Also in India, the Ethanol Manufacturers’ Association has decided to again approach the national government to demand a price for ethanol that is high enough to cover manufacturing costs in all regions of the country, including those states with the highest production costs.
The government of Thailand has set ambitious goals that call for alternative fuels to make up 44% of fuel consumption by 2021, but a spokesman for the Federation of Thai Industries says that this goal is unlikely to be met. The Federation says that meeting the goals, which would require an 8-fold increase in demand from 5 million liters per day to 40 million, is “too challenging”.
Brazil instituted tax breaks and low-cost credit lines to support domestic ethanol production and promote lower prices. Industry sources favored the move but said they fell short of what the industry needed.
The government of Zimbabwe has approved the use of E85 ethanol in flex-fuel vehicles. The country’s Energy Regulatory Authority announced the move, which is expected to help reduce prices at the pump, on April 10.
Sudan has instituted an E10 blending program, in partnership with private companies Kenana and Nile Petroleum.
Previous Biofuel Policy Watch posts on international biofuel news:
- International Biofuel News, April 3, 2013
- International Biofuel News, March 6, 2013
- Biodiesel News (and international biodiesel mandates), March 5, 2013
- The Proposed EU Trade Action Against US Ethanol, January 29, 2013
- International Ethanol Mandates, January 25, 2013
- The Proposed Revision to the EU RED, January 22, 2013
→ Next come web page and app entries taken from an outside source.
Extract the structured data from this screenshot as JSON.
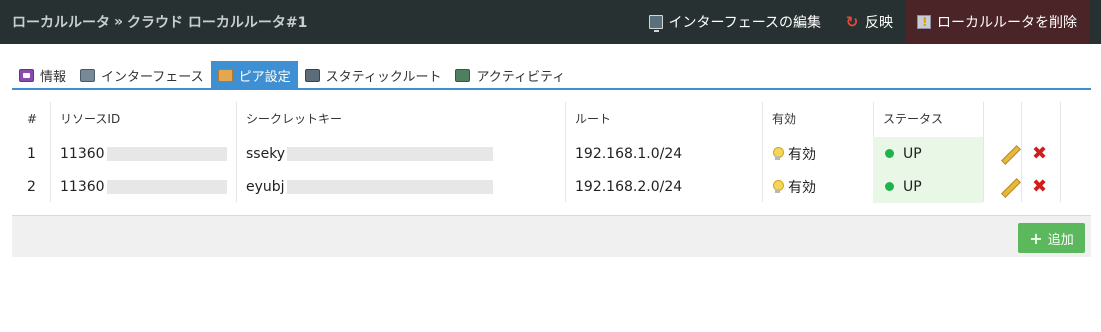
{
  "header": {
    "crumb_parent": "ローカルルータ",
    "crumb_sep": "»",
    "crumb_current": "クラウド ローカルルータ#1",
    "actions": {
      "edit_interface": "インターフェースの編集",
      "apply": "反映",
      "delete_router": "ローカルルータを削除"
    }
  },
  "tabs": [
    {
      "label": "情報",
      "icon": "info-icon"
    },
    {
      "label": "インターフェース",
      "icon": "network-icon"
    },
    {
      "label": "ピア設定",
      "icon": "handshake-icon",
      "active": true
    },
    {
      "label": "スタティックルート",
      "icon": "route-icon"
    },
    {
      "label": "アクティビティ",
      "icon": "activity-icon"
    }
  ],
  "table": {
    "columns": [
      "#",
      "リソースID",
      "シークレットキー",
      "ルート",
      "有効",
      "ステータス"
    ],
    "rows": [
      {
        "num": "1",
        "resource_id": "11360",
        "secret_key": "sseky",
        "route": "192.168.1.0/24",
        "enabled": "有効",
        "status": "UP"
      },
      {
        "num": "2",
        "resource_id": "11360",
        "secret_key": "eyubj",
        "route": "192.168.2.0/24",
        "enabled": "有効",
        "status": "UP"
      }
    ]
  },
  "footer": {
    "add_label": "追加"
  },
  "colors": {
    "topbar": "#283131",
    "accent": "#3f90d3",
    "status_up": "#22b24c",
    "add_button": "#5cb85c",
    "delete_action_bg": "#4a2427"
  }
}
D. Glass Associates, Inc. is a consulting company specializing in government and regulatory support for renewable fuels and industrial biotechnology. David Glass, Ph.D. is a veteran of over thirty years in the biotechnology industry, with expertise in industrial biotechnology regulatory affairs, U.S. and international renewable fuels regulation, patents, technology licensing, and market and technology assessments. Dr. Glass also serves as director of regulatory affairs for Joule Unlimited Technologies, Inc. More information on D. Glass Associates’ government and regulatory consulting capabilities, and copies of some of Dr. Glass’s prior presentations on biofuels and biotechnology regulation, are available at www.slideshare.net/djglass99 and at www.dglassassociates.com. The views expressed in this blog are those of Dr. Glass and D. Glass Associates and do not represent the views of Joule Unlimited Technologies, Inc. or any other organization with which Dr. Glass is affiliated. Please visit our other blog, Advanced Biotechnology for Biofuels.